Producing Cheaper and Better VR headsets Through 3D Printing
3D Printing -Virtual Reality
Virtual Reality today is becoming more and more mainstream with companies like Facebook (Oculus), Microsoft (Hololens) and dozens of other providing platforms for creating and viewing immersive virtual reality and augmented reality experiences such as games, walkthroughs and virtual tours.
We even have companies like GoPro throwing down solutions and camera rigs that can make it possible for anyone with a budget to capture and share VR content.

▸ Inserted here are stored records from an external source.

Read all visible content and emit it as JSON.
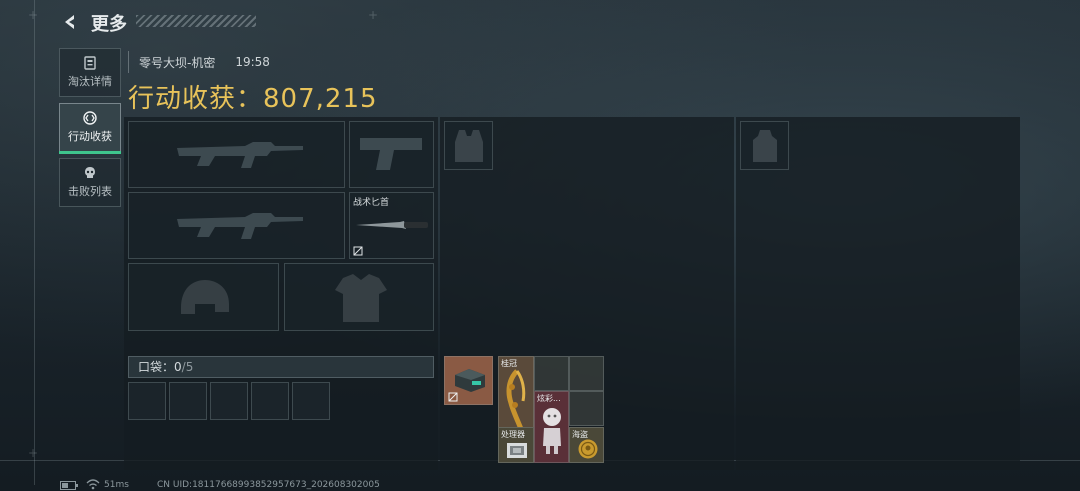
{
  "header": {
    "title": "更多"
  },
  "nav": {
    "tabs": [
      {
        "label": "淘汰详情",
        "icon": "document-icon",
        "active": false
      },
      {
        "label": "行动收获",
        "icon": "spoils-icon",
        "active": true
      },
      {
        "label": "击败列表",
        "icon": "skull-icon",
        "active": false
      }
    ]
  },
  "match": {
    "map": "零号大坝-机密",
    "time": "19:58",
    "earnings_label": "行动收获：",
    "earnings_value": "807,215"
  },
  "loadout": {
    "primary_weapon": "rifle-silhouette-icon",
    "secondary_weapon": "rifle-silhouette-icon",
    "pistol": "pistol-silhouette-icon",
    "melee": {
      "label": "战术匕首",
      "icon": "knife-icon",
      "badge": "no-drop-icon"
    },
    "helmet": "helmet-silhouette-icon",
    "armor": "armor-silhouette-icon"
  },
  "pocket": {
    "label": "口袋：",
    "count": "0",
    "capacity": "/5",
    "slots": 5
  },
  "backpack_items": [
    {
      "label": "",
      "icon": "ammo-box-icon",
      "color": "#8a5a44",
      "badge": "no-drop-icon"
    },
    {
      "label": "桂冠",
      "icon": "gold-laurel-icon",
      "color": "#5a4a3a"
    },
    {
      "label": "炫彩...",
      "icon": "figurine-icon",
      "color": "#5a3038"
    },
    {
      "label": "处理器",
      "icon": "processor-icon",
      "color": "#4a4838"
    },
    {
      "label": "海盗",
      "icon": "pirate-coin-icon",
      "color": "#4a4838"
    }
  ],
  "colors": {
    "accent_gold": "#e8c35a",
    "active_tab_underline": "#3fc58d",
    "rare_red": "#5a3038",
    "gold_bg": "#5a4a3a"
  },
  "status": {
    "ping": "51ms",
    "uid": "CN UID:18117668993852957673_202608302005"
  }
}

What role can 3D printing play in this revolution? The relative affordability and ease of access to 3D printers makes it possible for anyone to design and create viable 3D headset. Just like what Google Cardboard offers, it is even better or preferable to print a 3D viewer from any of the materials 3D printers can work with.

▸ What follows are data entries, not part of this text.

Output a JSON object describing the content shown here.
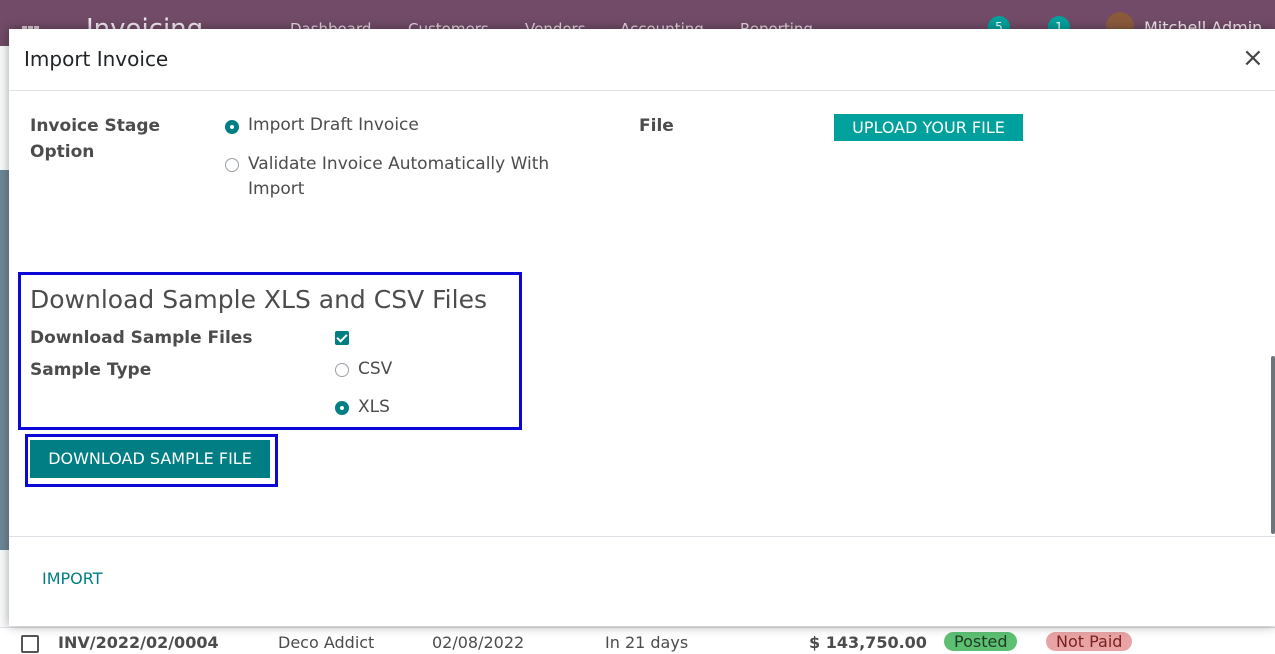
{
  "app": {
    "brand": "Invoicing",
    "menu": [
      "Dashboard",
      "Customers",
      "Vendors",
      "Accounting",
      "Reporting"
    ],
    "messages_count": "5",
    "activities_count": "1",
    "user_name": "Mitchell Admin"
  },
  "background_row": {
    "number": "INV/2022/02/0004",
    "partner": "Deco Addict",
    "date": "02/08/2022",
    "due": "In 21 days",
    "amount": "$ 143,750.00",
    "status": "Posted",
    "payment": "Not Paid"
  },
  "modal": {
    "title": "Import Invoice",
    "close": "×",
    "stage_label_line1": "Invoice Stage",
    "stage_label_line2": "Option",
    "stage_options": [
      "Import Draft Invoice",
      "Validate Invoice Automatically With",
      "Import"
    ],
    "file_label": "File",
    "upload_button": "UPLOAD YOUR FILE",
    "sample_section_title": "Download Sample XLS and CSV Files",
    "download_sample_label": "Download Sample Files",
    "sample_type_label": "Sample Type",
    "sample_options": [
      "CSV",
      "XLS"
    ],
    "selected_sample": "XLS",
    "download_button": "DOWNLOAD SAMPLE FILE",
    "import_button": "IMPORT"
  },
  "colors": {
    "accent": "#017e84",
    "upload": "#00a09d",
    "highlight": "#0b07d6",
    "topbar": "#714b67"
  }
}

The beauty of building a VR headset using 3D printing is that users aren’t forced to fit whatever one-size-fits all design a Google Cardboard template has to offer, but can easily tailor the fit and size to a user’s particular needs.
To use a 3D printer to create your own version of Google Cardboard, here’s a quick guide. First, choose a template from a 3D model repository like Thingiverse or YouMagine.
The virtual reality headset pictured above was designed by maker Abars for a Nexus 5, but it can easily be modified to accommodate other handsets like the Samsung Galaxy. Commenters have verified that any modern 5″ Android phone should fit easily.
Once you’ve settled upon your design, the next step is to source the lenses and magnets. Several vendors are offering parts-only kits. I Am Cardboard has a great value set for only $9.99, including 1 Pair of 25mm Biconvex Lenses (45mm Focal Length), neodymium magnet, a ceramic magnet, an NFC tag, velcro strips and rubber bands
We’ve seen other virtual reality headsets prototyped with 3D printing, like the Pinc VR headset which was designed around an iPhone 6 Plus and was 3D printed and refined through various iterations. While cardboard-type solutions may seem simple and cost-effective, they don’t really look and feel like long term solutions (even though some companies are selling these for $20.00 – $45.00 to cash in on demand).
3D printing offers a wider range of materials and a more cohesive and longer lasting product. Using polymers of various sizes and thicknesses allows for more customization over cardboard which is just thick, porous paper that’s not entirely designed to be worn on a person’s face for long periods of time.
The open source nature of 3D printing source libraries makes it possible for designers from around the world to download, test and even improve existing designs so that they fit better or are optimized for specific smartphones.
We’re truly at the cusp of emerging technologies that could truly democratize 3D printing for the masses.